We don't want rapist back on our street
NEIGHBOURS living on a Te Atatu street where a convicted sex offender was due to return yesterday say they are unnerved at the prospect of him living on their street again.
Ronald van der Plaat, now 82, was sentenced in 2000 to 14 years' jail for subjecting his daughter to years of depraved and bizarre sexual slavery.
He was released in 2010 on strict conditions but was jailed again for committing further offences in 2012, including making an intimate visual recording.
Van der Plaat is today due to return to his home in the Auckland suburb as he has now completed his sentence.
It is also the location where the majority of the offending took place.
It is unclear however whether he has yet returned.
A large brown wooden fence marking the border of the property is chained shut and curtains are drawn on all the windows in the house.
His inevitable return has residents on the street concerned.
One neighbour, who has been living in the street for over 30 years, said many people were unhappy he would be coming back.
The woman said she had been living there before van der Plaat was sent to prison in 2000 and also when he was released in 2010.
During that time she met him once.
"He was normal looking and normal talking. It was many years ago."

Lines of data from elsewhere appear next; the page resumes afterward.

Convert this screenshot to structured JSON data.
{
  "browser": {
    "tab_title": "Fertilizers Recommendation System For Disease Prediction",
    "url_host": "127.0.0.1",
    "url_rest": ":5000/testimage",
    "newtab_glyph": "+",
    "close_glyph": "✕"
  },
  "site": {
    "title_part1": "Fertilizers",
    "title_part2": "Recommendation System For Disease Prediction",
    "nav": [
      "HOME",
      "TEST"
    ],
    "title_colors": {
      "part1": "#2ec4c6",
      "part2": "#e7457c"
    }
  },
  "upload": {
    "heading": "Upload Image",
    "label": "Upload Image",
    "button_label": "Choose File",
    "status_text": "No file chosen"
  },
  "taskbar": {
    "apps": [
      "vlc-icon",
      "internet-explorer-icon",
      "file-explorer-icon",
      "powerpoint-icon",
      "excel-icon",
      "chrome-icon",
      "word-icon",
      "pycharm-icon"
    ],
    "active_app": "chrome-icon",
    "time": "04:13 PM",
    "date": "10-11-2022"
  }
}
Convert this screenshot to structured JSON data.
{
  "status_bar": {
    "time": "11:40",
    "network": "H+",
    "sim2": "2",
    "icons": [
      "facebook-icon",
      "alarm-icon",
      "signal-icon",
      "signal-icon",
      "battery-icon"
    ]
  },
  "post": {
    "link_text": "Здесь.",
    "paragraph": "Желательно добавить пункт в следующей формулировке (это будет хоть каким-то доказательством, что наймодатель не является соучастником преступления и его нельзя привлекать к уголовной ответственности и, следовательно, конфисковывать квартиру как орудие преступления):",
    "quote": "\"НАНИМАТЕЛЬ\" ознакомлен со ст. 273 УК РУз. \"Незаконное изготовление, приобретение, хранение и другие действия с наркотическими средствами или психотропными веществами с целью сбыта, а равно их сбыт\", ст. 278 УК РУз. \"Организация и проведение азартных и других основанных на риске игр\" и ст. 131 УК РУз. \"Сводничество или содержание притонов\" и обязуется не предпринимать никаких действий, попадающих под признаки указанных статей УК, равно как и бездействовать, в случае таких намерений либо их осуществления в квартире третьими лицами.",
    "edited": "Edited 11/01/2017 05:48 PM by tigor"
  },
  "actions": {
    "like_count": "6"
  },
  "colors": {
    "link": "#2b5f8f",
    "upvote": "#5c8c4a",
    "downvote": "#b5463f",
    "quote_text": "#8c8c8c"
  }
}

In the years she had been his neighbour nothing ever happened to make anyone suspicious of van der Plaat.
The woman said it was shocking when she found out about what had been taking place in the home.
"I saw it on a programme on TV the first time when [van der Plaat's daughter] reported it to police and they showed that house.
"I was shocked, everyone was shocked."
She said last time van der Plaat was released she saw him coming and going from his property often.
"I don't think he had many visitors. He was quite a lonely guy."
The woman said her daughter and two grandsons aged 11 and 1 and 1/2 years old lived at the home with her.
She said the oldest boy had been spoken to by the family and told not to play on the street.
"I'm worried and other people are worried. Generally this is a nice little community and a reasonably safe road. People have children and I don't think that he feels sorry for what he did.
"The street is not flash but it is nice. Plus who would want to have a child abuser [living here]?"
However, another couple who live further down the street, Kenneth and Patricia Catt, said van der Plaat's return was not a great concern for them.
"We don't have any children so it is not a great concern to us.
"I do appreciate the views of the people here who do have children."
He said one of the neighbours ran a child care centre on the street and van der Plaat's return was a major concern for the neighbour.
The couple have lived on the street for 10 years and during that time had spoken to van der Plaat once.
"He seemed like a normal sort of person. Inviting me to come and inspect his garden and things like that. We had no idea that he had a secret life all of his own.
"We were shocked [when we found out]. You just can't imagine someone doing the things that he was doing."
He said the couple were not expecting any trouble from van der Plaat once he returned to the street.
"I think he would be very foolish to do anything untoward. Everyone will be keeping an eye on him."
Mr Catt said a fence was erected around the property yesterday and today people had come to the house with equipment.
"Somebody was there this morning. I think they were putting equipment in to monitor when he leaves."
News of van der Plaat's return has sparked several neighbourhood meetings.
Many people on the street have children.
One resident, who had recently moved in with his family, said van der Plaat's release was discussed before they moved.
He said the meetings had been a good chance to understand the measures Corrections would put in place to monitor van der Plaat.
He planned to make van der Plaat aware the neighbourhood were watching him.
Corrections has placed an "extensive" range of 21 conditions on van Der Plaat's release.
The conditions include: attending and completing programmes, treatment and counselling as directed; not undertaking culture, craft or creative programmes without approval; not associating with any person under the age of 16 unless under the direct supervision of an approved adult; not possessing any device capable of taking photos or recording images; and GPS electronic monitoring.
- NZ Herald